• [Data for this task]
---*---

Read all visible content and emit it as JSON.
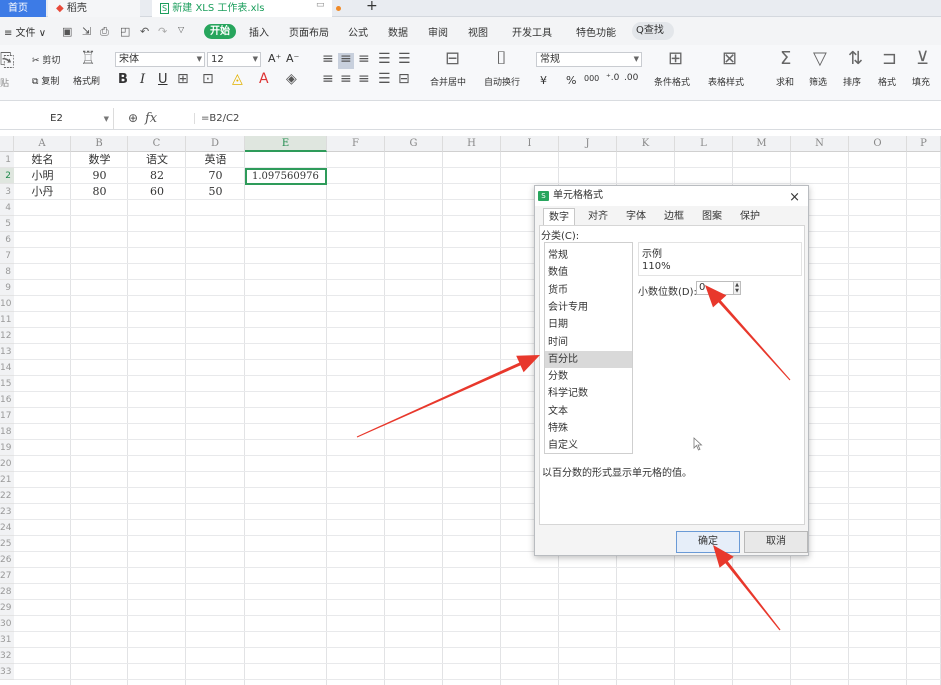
{
  "titlebar": {
    "home_tab": "首页",
    "daoke_tab": "稻壳",
    "file_tab": "新建 XLS 工作表.xls",
    "pin_icon": "pin-icon",
    "new_tab": "+"
  },
  "menu": {
    "file": "≡ 文件 ∨",
    "start": "开始",
    "items": [
      "插入",
      "页面布局",
      "公式",
      "数据",
      "审阅",
      "视图",
      "开发工具",
      "特色功能"
    ],
    "search": "Q查找"
  },
  "ribbon": {
    "paste": "贴",
    "cut": "剪切",
    "copy": "复制",
    "format_painter": "格式刷",
    "font_name": "宋体",
    "font_size": "12",
    "font_grow": "A⁺",
    "font_shrink": "A⁻",
    "bold": "B",
    "italic": "I",
    "underline": "U",
    "merge_center": "合并居中",
    "wrap": "自动换行",
    "number_format": "常规",
    "currency": "¥",
    "percent": "%",
    "thousands": "000",
    "cond_format": "条件格式",
    "table_style": "表格样式",
    "sum": "求和",
    "filter": "筛选",
    "sort": "排序",
    "format": "格式",
    "fill": "填充"
  },
  "formula_bar": {
    "name_box": "E2",
    "fx": "fx",
    "formula": "=B2/C2"
  },
  "sheet": {
    "columns": [
      "A",
      "B",
      "C",
      "D",
      "E",
      "F",
      "G",
      "H",
      "I",
      "J",
      "K",
      "L",
      "M",
      "N",
      "O",
      "P"
    ],
    "selected_column": "E",
    "rows": [
      "1",
      "2",
      "3",
      "4",
      "5",
      "6",
      "7",
      "8",
      "9",
      "10",
      "11",
      "12",
      "13",
      "14",
      "15",
      "16",
      "17",
      "18",
      "19",
      "20",
      "21",
      "22",
      "23",
      "24",
      "25",
      "26",
      "27",
      "28",
      "29",
      "30",
      "31",
      "32",
      "33"
    ],
    "data": [
      [
        "姓名",
        "数学",
        "语文",
        "英语"
      ],
      [
        "小明",
        "90",
        "82",
        "70"
      ],
      [
        "小丹",
        "80",
        "60",
        "50"
      ]
    ],
    "selected_cell_value": "1.097560976"
  },
  "dialog": {
    "title": "单元格格式",
    "close": "×",
    "tabs": [
      "数字",
      "对齐",
      "字体",
      "边框",
      "图案",
      "保护"
    ],
    "active_tab": "数字",
    "category_label": "分类(C):",
    "categories": [
      "常规",
      "数值",
      "货币",
      "会计专用",
      "日期",
      "时间",
      "百分比",
      "分数",
      "科学记数",
      "文本",
      "特殊",
      "自定义"
    ],
    "selected_category": "百分比",
    "sample_label": "示例",
    "sample_value": "110%",
    "decimal_label": "小数位数(D):",
    "decimal_value": "0",
    "description": "以百分数的形式显示单元格的值。",
    "ok": "确定",
    "cancel": "取消"
  },
  "annotation_color": "#e8382c"
}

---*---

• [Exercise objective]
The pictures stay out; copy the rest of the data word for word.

• [Exercise answer]
Read all visible content and emit it as JSON.
{
  "titlebar": {
    "home_tab": "首页",
    "daoke_tab": "稻壳",
    "file_tab": "新建 XLS 工作表.xls",
    "pin_icon": "pin-icon",
    "new_tab": "+"
  },
  "menu": {
    "file": "≡ 文件 ∨",
    "start": "开始",
    "items": [
      "插入",
      "页面布局",
      "公式",
      "数据",
      "审阅",
      "视图",
      "开发工具",
      "特色功能"
    ],
    "search": "Q查找"
  },
  "ribbon": {
    "paste": "贴",
    "cut": "剪切",
    "copy": "复制",
    "format_painter": "格式刷",
    "font_name": "宋体",
    "font_size": "12",
    "font_grow": "A⁺",
    "font_shrink": "A⁻",
    "bold": "B",
    "italic": "I",
    "underline": "U",
    "merge_center": "合并居中",
    "wrap": "自动换行",
    "number_format": "常规",
    "currency": "¥",
    "percent": "%",
    "thousands": "000",
    "cond_format": "条件格式",
    "table_style": "表格样式",
    "sum": "求和",
    "filter": "筛选",
    "sort": "排序",
    "format": "格式",
    "fill": "填充"
  },
  "formula_bar": {
    "name_box": "E2",
    "fx": "fx",
    "formula": "=B2/C2"
  },
  "sheet": {
    "columns": [
      "A",
      "B",
      "C",
      "D",
      "E",
      "F",
      "G",
      "H",
      "I",
      "J",
      "K",
      "L",
      "M",
      "N",
      "O",
      "P"
    ],
    "selected_column": "E",
    "rows": [
      "1",
      "2",
      "3",
      "4",
      "5",
      "6",
      "7",
      "8",
      "9",
      "10",
      "11",
      "12",
      "13",
      "14",
      "15",
      "16",
      "17",
      "18",
      "19",
      "20",
      "21",
      "22",
      "23",
      "24",
      "25",
      "26",
      "27",
      "28",
      "29",
      "30",
      "31",
      "32",
      "33"
    ],
    "data": [
      [
        "姓名",
        "数学",
        "语文",
        "英语"
      ],
      [
        "小明",
        "90",
        "82",
        "70"
      ],
      [
        "小丹",
        "80",
        "60",
        "50"
      ]
    ],
    "selected_cell_value": "1.097560976"
  },
  "dialog": {
    "title": "单元格格式",
    "close": "×",
    "tabs": [
      "数字",
      "对齐",
      "字体",
      "边框",
      "图案",
      "保护"
    ],
    "active_tab": "数字",
    "category_label": "分类(C):",
    "categories": [
      "常规",
      "数值",
      "货币",
      "会计专用",
      "日期",
      "时间",
      "百分比",
      "分数",
      "科学记数",
      "文本",
      "特殊",
      "自定义"
    ],
    "selected_category": "百分比",
    "sample_label": "示例",
    "sample_value": "110%",
    "decimal_label": "小数位数(D):",
    "decimal_value": "0",
    "description": "以百分数的形式显示单元格的值。",
    "ok": "确定",
    "cancel": "取消"
  },
  "annotation_color": "#e8382c"
}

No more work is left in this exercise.